You’ve probably seen the commercials for the Lincoln MKS, where it takes off like a spaceship from a hanger with trendy rock music playing in the background. Lincoln is trying hard to distance itself from the image its developed as a stodgy old man’s car company. The full-sized 2010 MKS luxury sedan is a continued step in the evolution of Lincoln from old to new in the eyes of car buyers. Based on the striking MKR concept car shown in Detroit in 2007, the production MKS arrived about a year later. unfortunately, the attractive design of the show car was distilled into a very ordinary (if not slightly bland) directive of the Ford Taurus. The MKS’s design is tasteful, but not as dynamic as it’s competition. Something buyers expect when plunking down nearly 50k for a car. It also came with a standard 3.7 liter 275 hp V6, placing it at a disadvantage against the more powerful (and similarly priced) Cadillac STS and Infiniti M.

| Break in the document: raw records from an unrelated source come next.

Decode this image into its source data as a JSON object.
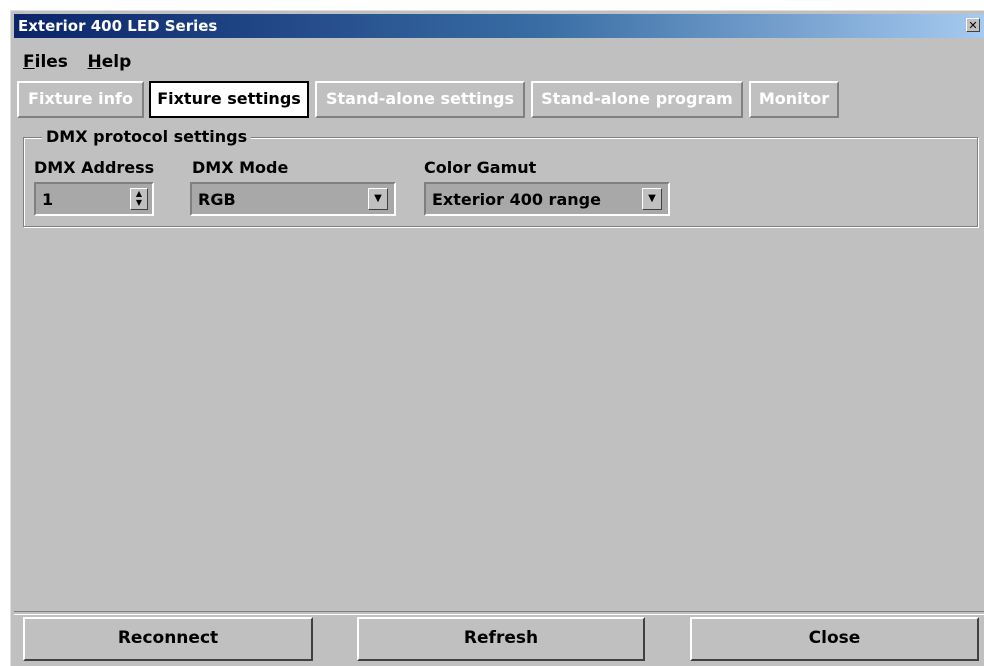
{
  "window": {
    "title": "Exterior 400 LED Series",
    "close_icon": "×"
  },
  "menu": {
    "files": {
      "hotkey": "F",
      "rest": "iles"
    },
    "help": {
      "hotkey": "H",
      "rest": "elp"
    }
  },
  "tabs": [
    {
      "label": "Fixture info",
      "enabled": false
    },
    {
      "label": "Fixture settings",
      "active": true
    },
    {
      "label": "Stand-alone settings",
      "enabled": false
    },
    {
      "label": "Stand-alone program",
      "enabled": false
    },
    {
      "label": "Monitor",
      "enabled": false
    }
  ],
  "dmx": {
    "group_title": "DMX protocol settings",
    "address_label": "DMX Address",
    "address_value": "1",
    "mode_label": "DMX Mode",
    "mode_value": "RGB",
    "gamut_label": "Color Gamut",
    "gamut_value": "Exterior 400 range"
  },
  "buttons": {
    "reconnect": "Reconnect",
    "refresh": "Refresh",
    "close": "Close"
  },
  "colors": {
    "face": "#c0c0c0",
    "title_start": "#0a246a",
    "title_end": "#a6caf0"
  }
}
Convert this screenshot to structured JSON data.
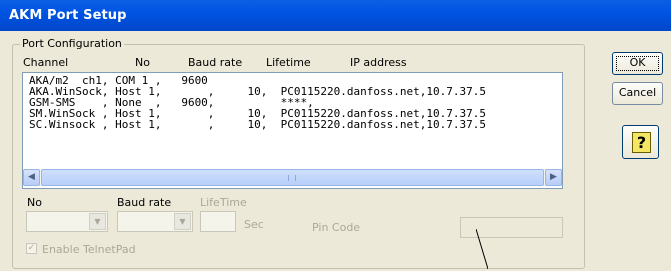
{
  "window": {
    "title": "AKM Port Setup"
  },
  "group": {
    "legend": "Port Configuration"
  },
  "columns": {
    "channel": "Channel",
    "no": "No",
    "baud_rate": "Baud rate",
    "lifetime": "Lifetime",
    "ip_address": "IP address"
  },
  "list": {
    "rows": [
      "AKA/m2  ch1, COM 1 ,   9600",
      "AKA.WinSock, Host 1,       ,     10,  PC0115220.danfoss.net,10.7.37.5",
      "GSM-SMS    , None  ,   9600,          ****,",
      "SM.WinSock , Host 1,       ,     10,  PC0115220.danfoss.net,10.7.37.5",
      "SC.Winsock , Host 1,       ,     10,  PC0115220.danfoss.net,10.7.37.5"
    ]
  },
  "form": {
    "no_label": "No",
    "baud_label": "Baud rate",
    "lifetime_label": "LifeTime",
    "sec_label": "Sec",
    "pin_label": "Pin Code",
    "telnet_label": "Enable TelnetPad",
    "telnet_checked": true
  },
  "buttons": {
    "ok": "OK",
    "cancel": "Cancel",
    "help": "?"
  },
  "icons": {
    "left": "scroll-left-arrow",
    "right": "scroll-right-arrow",
    "dropdown": "chevron-down",
    "help": "help-question-icon"
  },
  "colors": {
    "title_bar": "#0054e3",
    "dialog_bg": "#ece9d8",
    "selection": "#316ac5",
    "disabled_text": "#aca899"
  }
}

In keeping with the theme established in its advertising, the MKS was a technological powerhouse, with gadgets galore under the hood and in its comfortable cabin. A long list of standard options included HID headlights and a DVD based navigation system. An 6 speed automatic transmission with paddleshift was the only shifting option available for the MKS.An attempt was made to address the power deficit between the MKS and it’s competition by the introduction of the advance direct injection EcoBoost V6 engine. Still 3.5 literes, it now offered twin turbocharging for a bump in horsepower to 355. Now the MKS was on par with its competition, with a 0-60 time under 6 seconds. Fuel economy was increased by use of direct injection and smaller turbos for a 17/24 mpg rating. The EcoBoost label allowed the Lincoln to be marketed as a green automobile, appealing to well-heeled quasi environmentalist who valued performance as much as efficiency. The media approved, giving the MKS high marks in performance and comfort, but noting that rivals like Buicks Lucerne cost less and offered similar value.
The MKS would do well to eventually evolve into the design used for the MKR concept car. The luxury car competition is tough and distinctive design is one of its noted hallmarks. The exterior of the MKS has not changed in 3 model years, but new options allowed the jump from 18″ to 20 chrome rims, making the MKS look slightly more aggressive if not a tad bit ghetto. Lincoln has done a good job of establishing the MKS as a benchmark performer in many performance aspects. It’s conservative design is not too showy (like the Chrysler 400) and is not as likely to go out of style too soon, suggesting that the MKS may look “ordinary” for some time to come. Lets hope the next version of it looks more like the striking concept car that it spawned from.